The Values are Respect, Integrity, Service, Excellence and Stewardship.
So what, briefly, do these mean?
Respect means respecting and valuing those we work with – our colleagues and other partners. It is about building trust and promoting collaboration.
Integrity demands we act fairly, ethically and honestly. This requires us to have the courage always to do the right thing, never tolerating the wrong thing, and to be accountable for our decisions.
Service means ensuring our clients and customers are always uppermost in our minds. We must strive to exceed their expectations so we automatically become their ‘Go-To’ bank.
Excellence calls on us to use all our energy, skills and resources to deliver great service for our customers and clients and outstanding sustainable results for shareholders.
Stewardship is about being determined to leave things better than we found them, so we constantly strive to improve the way we operate as an organisation and the impact we have on society.
In many ways, agreeing these core values was the easy part. The difficult challenge is to ensure we live by them.
Not just most of the time, but all of the time. Not just for most of us, but for everyone who works at Barclays.
Over the next few weeks, we will be training over a thousand colleagues so that they are able to explain the importance of our values to every single colleague in the bank, and how they must guide us in our decisions and delivery. This will help embed them throughout our business at every level.
If we are serious about making sure we believe in these values and live by them, then we also need to make sure they play a big part in how we measure and reward individual and business performance. Performance assessment will be based not just on what we deliver but on how we deliver it. We must never again be in a position of rewarding people for making the bank money in a way which is unethical or inconsistent with our values.
The new performance assessment approach will be introduced for senior leaders by the summer. It will be phased in for all employees over the following 12 months. In the meantime, all reviews will take account of performance against our values.
I have no doubt that the overwhelming majority of you, no matter in which area of the business or country you work, will enthusiastically support this move. But there might be some who don’t feel they can fully buy in to an approach which so squarely links performance to the upholding of our values.
My message to those people is simple: Barclays is not the place for you. The rules have changed. You won’t feel comfortable at Barclays and, to be frank, we won’t feel comfortable with you as colleagues.
For all the rest of us, becoming the ‘Go-To’ bank in a highly competitive environment will be very demanding. It will require each of us to work harder to make Barclays a better bank, and we will only achieve this ambition if our values guide us in all our decisions. Having seen how much you care about our business, how disappointed you were that trust in the way we operate was damaged, and how hard you work for our customers and clients, I have no doubt you will rise to the challenge.
We have very good foundations on which to build. Through a prolonged difficult economic environment, our performance has been strong. Customer satisfaction rates have improved. We have a record of innovation not just in the services we provide but in how we serve our communities.
I can’t pretend that 2013 will be an easy year. There is a great deal of hard work ahead.

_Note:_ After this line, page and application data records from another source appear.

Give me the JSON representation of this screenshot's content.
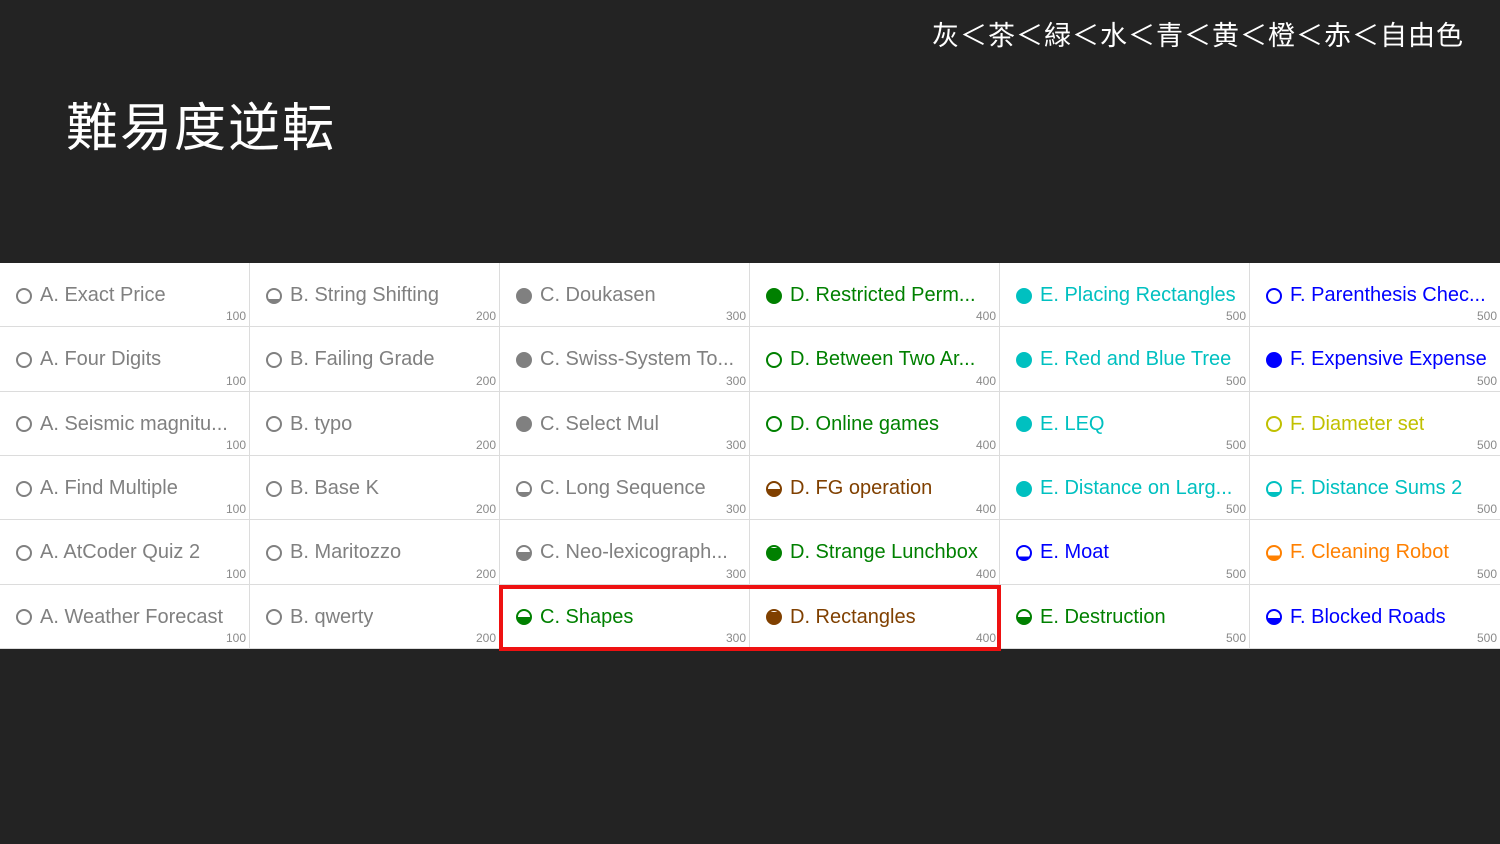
{
  "legend_text": "灰＜茶＜緑＜水＜青＜黄＜橙＜赤＜自由色",
  "title": "難易度逆転",
  "colors": {
    "gray": "#808080",
    "brown": "#804000",
    "green": "#008000",
    "cyan": "#00c0c0",
    "blue": "#0000ff",
    "yellow": "#c0c000",
    "orange": "#ff8000"
  },
  "grid": {
    "rows": [
      [
        {
          "name": "A. Exact Price",
          "points": "100",
          "color": "#808080",
          "fill": 0
        },
        {
          "name": "B. String Shifting",
          "points": "200",
          "color": "#808080",
          "fill": 0.25
        },
        {
          "name": "C. Doukasen",
          "points": "300",
          "color": "#808080",
          "fill": 1
        },
        {
          "name": "D. Restricted Perm...",
          "points": "400",
          "color": "#008000",
          "fill": 1
        },
        {
          "name": "E. Placing Rectangles",
          "points": "500",
          "color": "#00c0c0",
          "fill": 1
        },
        {
          "name": "F. Parenthesis Chec...",
          "points": "500",
          "color": "#0000ff",
          "fill": 0
        }
      ],
      [
        {
          "name": "A. Four Digits",
          "points": "100",
          "color": "#808080",
          "fill": 0
        },
        {
          "name": "B. Failing Grade",
          "points": "200",
          "color": "#808080",
          "fill": 0
        },
        {
          "name": "C. Swiss-System To...",
          "points": "300",
          "color": "#808080",
          "fill": 1
        },
        {
          "name": "D. Between Two Ar...",
          "points": "400",
          "color": "#008000",
          "fill": 0
        },
        {
          "name": "E. Red and Blue Tree",
          "points": "500",
          "color": "#00c0c0",
          "fill": 1
        },
        {
          "name": "F. Expensive Expense",
          "points": "500",
          "color": "#0000ff",
          "fill": 1
        }
      ],
      [
        {
          "name": "A. Seismic magnitu...",
          "points": "100",
          "color": "#808080",
          "fill": 0
        },
        {
          "name": "B. typo",
          "points": "200",
          "color": "#808080",
          "fill": 0
        },
        {
          "name": "C. Select Mul",
          "points": "300",
          "color": "#808080",
          "fill": 1
        },
        {
          "name": "D. Online games",
          "points": "400",
          "color": "#008000",
          "fill": 0
        },
        {
          "name": "E. LEQ",
          "points": "500",
          "color": "#00c0c0",
          "fill": 1
        },
        {
          "name": "F. Diameter set",
          "points": "500",
          "color": "#c0c000",
          "fill": 0
        }
      ],
      [
        {
          "name": "A. Find Multiple",
          "points": "100",
          "color": "#808080",
          "fill": 0
        },
        {
          "name": "B. Base K",
          "points": "200",
          "color": "#808080",
          "fill": 0
        },
        {
          "name": "C. Long Sequence",
          "points": "300",
          "color": "#808080",
          "fill": 0.25
        },
        {
          "name": "D. FG operation",
          "points": "400",
          "color": "#804000",
          "fill": 0.5
        },
        {
          "name": "E. Distance on Larg...",
          "points": "500",
          "color": "#00c0c0",
          "fill": 1
        },
        {
          "name": "F. Distance Sums 2",
          "points": "500",
          "color": "#00c0c0",
          "fill": 0.25
        }
      ],
      [
        {
          "name": "A. AtCoder Quiz 2",
          "points": "100",
          "color": "#808080",
          "fill": 0
        },
        {
          "name": "B. Maritozzo",
          "points": "200",
          "color": "#808080",
          "fill": 0
        },
        {
          "name": "C. Neo-lexicograph...",
          "points": "300",
          "color": "#808080",
          "fill": 0.6
        },
        {
          "name": "D. Strange Lunchbox",
          "points": "400",
          "color": "#008000",
          "fill": 0.9
        },
        {
          "name": "E. Moat",
          "points": "500",
          "color": "#0000ff",
          "fill": 0.2
        },
        {
          "name": "F. Cleaning Robot",
          "points": "500",
          "color": "#ff8000",
          "fill": 0.3
        }
      ],
      [
        {
          "name": "A. Weather Forecast",
          "points": "100",
          "color": "#808080",
          "fill": 0
        },
        {
          "name": "B. qwerty",
          "points": "200",
          "color": "#808080",
          "fill": 0
        },
        {
          "name": "C. Shapes",
          "points": "300",
          "color": "#008000",
          "fill": 0.5
        },
        {
          "name": "D. Rectangles",
          "points": "400",
          "color": "#804000",
          "fill": 0.9
        },
        {
          "name": "E. Destruction",
          "points": "500",
          "color": "#008000",
          "fill": 0.5
        },
        {
          "name": "F. Blocked Roads",
          "points": "500",
          "color": "#0000ff",
          "fill": 0.4
        }
      ]
    ]
  }
}
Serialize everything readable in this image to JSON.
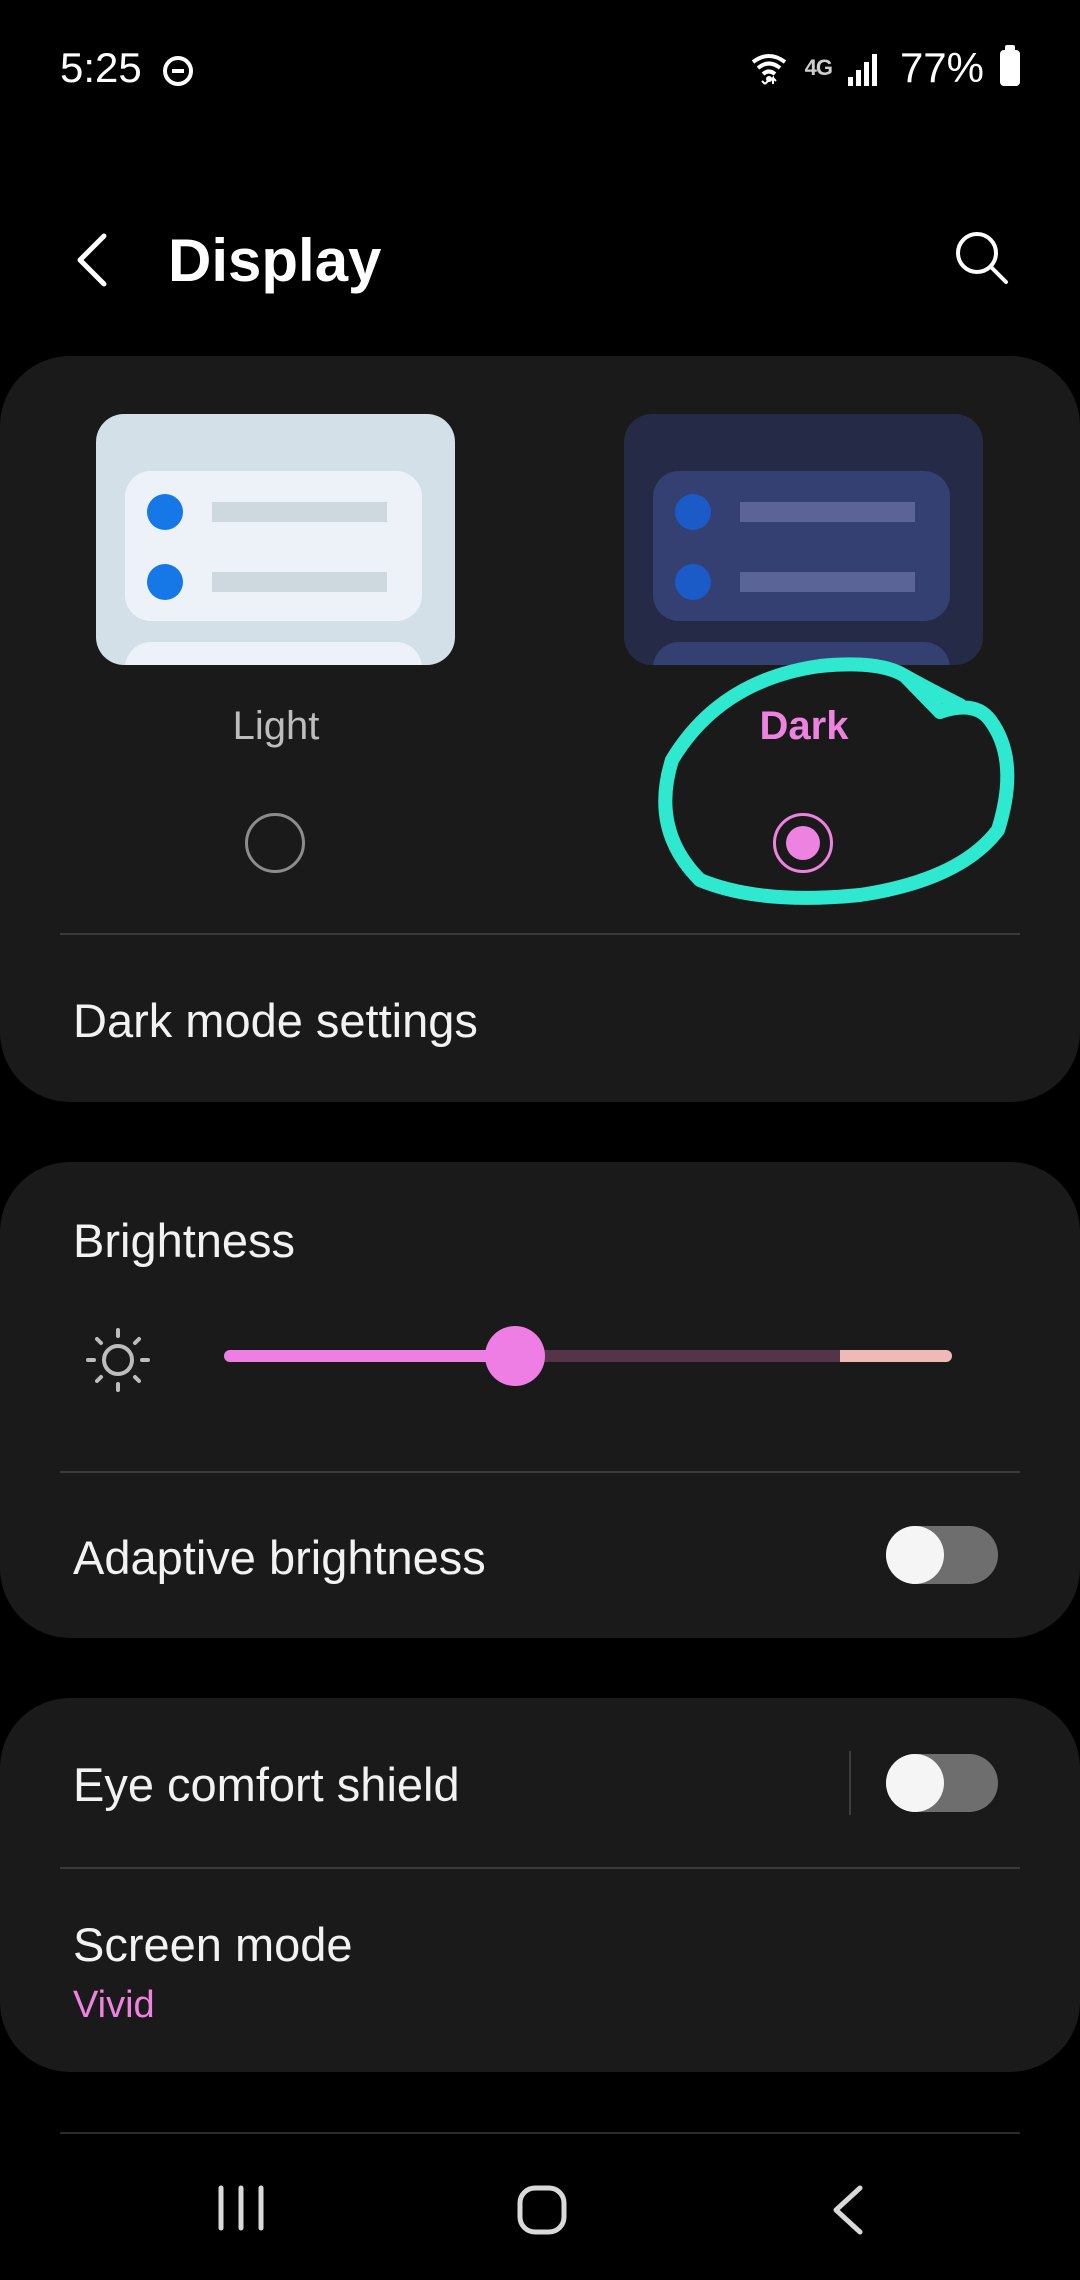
{
  "status_bar": {
    "time": "5:25",
    "network": "4G",
    "battery": "77%",
    "icons": [
      "do-not-disturb-icon",
      "wifi-icon",
      "signal-icon",
      "battery-icon"
    ]
  },
  "header": {
    "title": "Display",
    "icons": [
      "back-icon",
      "search-icon"
    ]
  },
  "theme": {
    "options": [
      {
        "label": "Light",
        "selected": false
      },
      {
        "label": "Dark",
        "selected": true
      }
    ],
    "dark_mode_settings_label": "Dark mode settings"
  },
  "brightness": {
    "label": "Brightness",
    "level": 0.4,
    "adaptive_label": "Adaptive brightness",
    "adaptive_on": false
  },
  "eye_comfort": {
    "label": "Eye comfort shield",
    "on": false
  },
  "screen_mode": {
    "label": "Screen mode",
    "value": "Vivid"
  },
  "colors": {
    "accent": "#ee82e0",
    "card": "#1a1a1a",
    "annotation": "#2fe8d0"
  },
  "nav_bar": {
    "icons": [
      "recents-icon",
      "home-icon",
      "back-icon"
    ]
  }
}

But I do believe it will be a fulfilling and successful 12 months. Sometimes we will falter, but the key will be that we make continuous progress. I am also confident, when you see the results of our strategic review on February 12, that you will be excited by what the future holds for this business.
Barclays has been around for 320 years. Its success and longevity has been based on integrity and its attention to customers and clients. When we have forgotten that, we have paid the price. If we combine the right values with the right strategy, we will build a more successful business not just this year but in the years and decades that follow.
Thank you for your continuing support.